## Recorded data

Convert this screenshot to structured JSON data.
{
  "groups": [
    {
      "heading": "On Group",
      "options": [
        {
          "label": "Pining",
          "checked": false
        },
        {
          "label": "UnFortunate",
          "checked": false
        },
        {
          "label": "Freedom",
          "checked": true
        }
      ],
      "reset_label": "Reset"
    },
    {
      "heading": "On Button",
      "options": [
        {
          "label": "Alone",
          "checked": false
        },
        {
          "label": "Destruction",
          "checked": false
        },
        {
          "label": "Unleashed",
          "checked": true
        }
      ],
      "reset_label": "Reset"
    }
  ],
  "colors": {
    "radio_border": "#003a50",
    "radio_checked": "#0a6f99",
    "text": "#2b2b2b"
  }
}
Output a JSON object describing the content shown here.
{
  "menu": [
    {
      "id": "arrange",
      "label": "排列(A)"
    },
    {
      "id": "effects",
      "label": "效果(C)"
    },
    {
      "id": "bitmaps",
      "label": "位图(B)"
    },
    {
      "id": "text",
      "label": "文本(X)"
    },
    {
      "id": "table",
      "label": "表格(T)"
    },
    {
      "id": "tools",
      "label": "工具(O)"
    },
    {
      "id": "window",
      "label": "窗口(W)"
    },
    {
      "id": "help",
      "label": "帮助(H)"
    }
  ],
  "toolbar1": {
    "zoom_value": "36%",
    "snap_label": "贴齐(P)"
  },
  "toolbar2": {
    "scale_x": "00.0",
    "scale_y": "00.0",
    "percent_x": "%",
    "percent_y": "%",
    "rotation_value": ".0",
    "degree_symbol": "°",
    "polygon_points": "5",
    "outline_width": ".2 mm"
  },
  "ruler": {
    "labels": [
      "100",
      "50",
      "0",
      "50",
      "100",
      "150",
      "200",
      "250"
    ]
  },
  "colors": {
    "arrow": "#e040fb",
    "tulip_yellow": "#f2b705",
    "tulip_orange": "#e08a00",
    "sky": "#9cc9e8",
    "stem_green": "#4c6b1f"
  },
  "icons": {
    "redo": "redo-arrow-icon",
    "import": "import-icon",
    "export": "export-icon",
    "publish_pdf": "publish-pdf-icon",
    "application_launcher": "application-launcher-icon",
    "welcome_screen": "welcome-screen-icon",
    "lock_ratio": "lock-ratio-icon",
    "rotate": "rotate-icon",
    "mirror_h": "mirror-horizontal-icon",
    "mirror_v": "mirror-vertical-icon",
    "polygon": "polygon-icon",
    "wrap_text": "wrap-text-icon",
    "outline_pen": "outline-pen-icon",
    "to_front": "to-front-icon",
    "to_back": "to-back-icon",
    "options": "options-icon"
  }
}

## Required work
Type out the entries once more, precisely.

## Exercise output
Convert this screenshot to structured JSON data.
{
  "groups": [
    {
      "heading": "On Group",
      "options": [
        {
          "label": "Pining",
          "checked": false
        },
        {
          "label": "UnFortunate",
          "checked": false
        },
        {
          "label": "Freedom",
          "checked": true
        }
      ],
      "reset_label": "Reset"
    },
    {
      "heading": "On Button",
      "options": [
        {
          "label": "Alone",
          "checked": false
        },
        {
          "label": "Destruction",
          "checked": false
        },
        {
          "label": "Unleashed",
          "checked": true
        }
      ],
      "reset_label": "Reset"
    }
  ],
  "colors": {
    "radio_border": "#003a50",
    "radio_checked": "#0a6f99",
    "text": "#2b2b2b"
  }
}
Output a JSON object describing the content shown here.
{
  "menu": [
    {
      "id": "arrange",
      "label": "排列(A)"
    },
    {
      "id": "effects",
      "label": "效果(C)"
    },
    {
      "id": "bitmaps",
      "label": "位图(B)"
    },
    {
      "id": "text",
      "label": "文本(X)"
    },
    {
      "id": "table",
      "label": "表格(T)"
    },
    {
      "id": "tools",
      "label": "工具(O)"
    },
    {
      "id": "window",
      "label": "窗口(W)"
    },
    {
      "id": "help",
      "label": "帮助(H)"
    }
  ],
  "toolbar1": {
    "zoom_value": "36%",
    "snap_label": "贴齐(P)"
  },
  "toolbar2": {
    "scale_x": "00.0",
    "scale_y": "00.0",
    "percent_x": "%",
    "percent_y": "%",
    "rotation_value": ".0",
    "degree_symbol": "°",
    "polygon_points": "5",
    "outline_width": ".2 mm"
  },
  "ruler": {
    "labels": [
      "100",
      "50",
      "0",
      "50",
      "100",
      "150",
      "200",
      "250"
    ]
  },
  "colors": {
    "arrow": "#e040fb",
    "tulip_yellow": "#f2b705",
    "tulip_orange": "#e08a00",
    "sky": "#9cc9e8",
    "stem_green": "#4c6b1f"
  },
  "icons": {
    "redo": "redo-arrow-icon",
    "import": "import-icon",
    "export": "export-icon",
    "publish_pdf": "publish-pdf-icon",
    "application_launcher": "application-launcher-icon",
    "welcome_screen": "welcome-screen-icon",
    "lock_ratio": "lock-ratio-icon",
    "rotate": "rotate-icon",
    "mirror_h": "mirror-horizontal-icon",
    "mirror_v": "mirror-vertical-icon",
    "polygon": "polygon-icon",
    "wrap_text": "wrap-text-icon",
    "outline_pen": "outline-pen-icon",
    "to_front": "to-front-icon",
    "to_back": "to-back-icon",
    "options": "options-icon"
  }
}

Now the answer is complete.